Xerox, where Mr Tesler spent part of his career, paid tribute to him.
Pioneering computer scientist Larry Tesler, who invented cut/copy & paste, find & replace, has passed away at the age of 74.
Tesler, who breathed his last on Monday, pioneered the concept of "cut-copy-paste" during his time at the Xerox Palo Alto Research Centre in the 1970s.
The concepts would later become instrumental user interface building blocks for both text editors and entire computer operating systems (OS).
The advent of the personal computer wasn't just about making these powerful machines available to everyone, it was also about making them accessible and usable, even for those lacking a computer science degree. After working in AI research, he joined Xerox's Palo Alto Research Center (PARC) in 1973, where he developed cut, copy, and paste ( scientifically known as gypsy ) which is used to remove, duplicate and reposition texts.
"Your workday is easier thanks to his revolutionary ideas", Xerox tweeted Thursday to honor Tesler. The cause of his death wasn't immediately available.
In addition to his contributions to some of Apple's most famous hardware, Tesler was also known for his efforts to make software and user interfaces more accessible.
Tesler was born in NY and attended Stanford University, where he received a degree in mathematics in 1965.
Tesler left Xerox to work for Apple in 1980 after he was recruited by its late co-founder Steve Jobs. In 1993, he was promoted as the chief scientist of Apple.
He went on to establish an education startup and do stints in user-experience technology at Amazon and Yahoo.

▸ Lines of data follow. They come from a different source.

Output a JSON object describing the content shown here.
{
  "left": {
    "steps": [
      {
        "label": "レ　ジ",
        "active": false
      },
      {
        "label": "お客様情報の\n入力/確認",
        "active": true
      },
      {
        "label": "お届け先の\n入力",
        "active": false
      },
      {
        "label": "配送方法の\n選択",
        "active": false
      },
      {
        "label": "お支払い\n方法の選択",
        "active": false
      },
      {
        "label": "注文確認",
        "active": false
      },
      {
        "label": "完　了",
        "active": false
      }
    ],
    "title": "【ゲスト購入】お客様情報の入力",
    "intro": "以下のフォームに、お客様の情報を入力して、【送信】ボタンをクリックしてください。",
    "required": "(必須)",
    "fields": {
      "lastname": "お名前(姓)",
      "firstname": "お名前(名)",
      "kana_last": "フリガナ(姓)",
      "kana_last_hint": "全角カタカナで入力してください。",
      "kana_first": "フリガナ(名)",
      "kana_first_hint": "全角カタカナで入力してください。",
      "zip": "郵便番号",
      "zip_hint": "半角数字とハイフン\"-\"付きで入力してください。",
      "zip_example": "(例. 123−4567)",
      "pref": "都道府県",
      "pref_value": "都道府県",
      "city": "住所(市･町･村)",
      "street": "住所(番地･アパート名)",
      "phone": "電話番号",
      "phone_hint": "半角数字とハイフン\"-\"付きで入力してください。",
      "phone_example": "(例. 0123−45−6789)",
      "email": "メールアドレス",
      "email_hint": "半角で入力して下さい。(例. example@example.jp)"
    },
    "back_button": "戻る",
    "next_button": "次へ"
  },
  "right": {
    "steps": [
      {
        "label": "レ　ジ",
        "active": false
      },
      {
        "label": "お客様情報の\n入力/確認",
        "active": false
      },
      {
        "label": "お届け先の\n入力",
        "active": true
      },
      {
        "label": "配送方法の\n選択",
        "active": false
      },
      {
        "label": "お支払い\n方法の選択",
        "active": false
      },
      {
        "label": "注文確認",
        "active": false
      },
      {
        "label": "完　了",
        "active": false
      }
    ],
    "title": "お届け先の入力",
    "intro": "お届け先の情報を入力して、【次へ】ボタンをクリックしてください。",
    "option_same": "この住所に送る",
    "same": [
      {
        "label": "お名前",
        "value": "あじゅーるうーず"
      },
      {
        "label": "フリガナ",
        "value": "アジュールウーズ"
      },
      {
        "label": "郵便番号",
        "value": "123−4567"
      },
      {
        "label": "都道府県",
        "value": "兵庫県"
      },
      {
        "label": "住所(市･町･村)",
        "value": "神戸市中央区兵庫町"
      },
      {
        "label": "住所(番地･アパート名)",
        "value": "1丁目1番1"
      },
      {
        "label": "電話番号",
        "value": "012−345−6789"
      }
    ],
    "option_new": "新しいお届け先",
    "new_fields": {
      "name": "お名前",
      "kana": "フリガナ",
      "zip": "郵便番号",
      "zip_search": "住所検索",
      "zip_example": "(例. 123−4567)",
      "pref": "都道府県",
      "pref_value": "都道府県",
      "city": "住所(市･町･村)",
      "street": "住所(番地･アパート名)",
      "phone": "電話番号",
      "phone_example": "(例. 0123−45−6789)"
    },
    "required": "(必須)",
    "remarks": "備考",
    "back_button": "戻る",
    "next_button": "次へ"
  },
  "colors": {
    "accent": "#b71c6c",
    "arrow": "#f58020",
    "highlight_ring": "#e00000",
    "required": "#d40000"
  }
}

After leaving Apple and Yahoo!, as of 2009, he was an independent consultant and lived with his wife in the Silicon Valley area with his wife.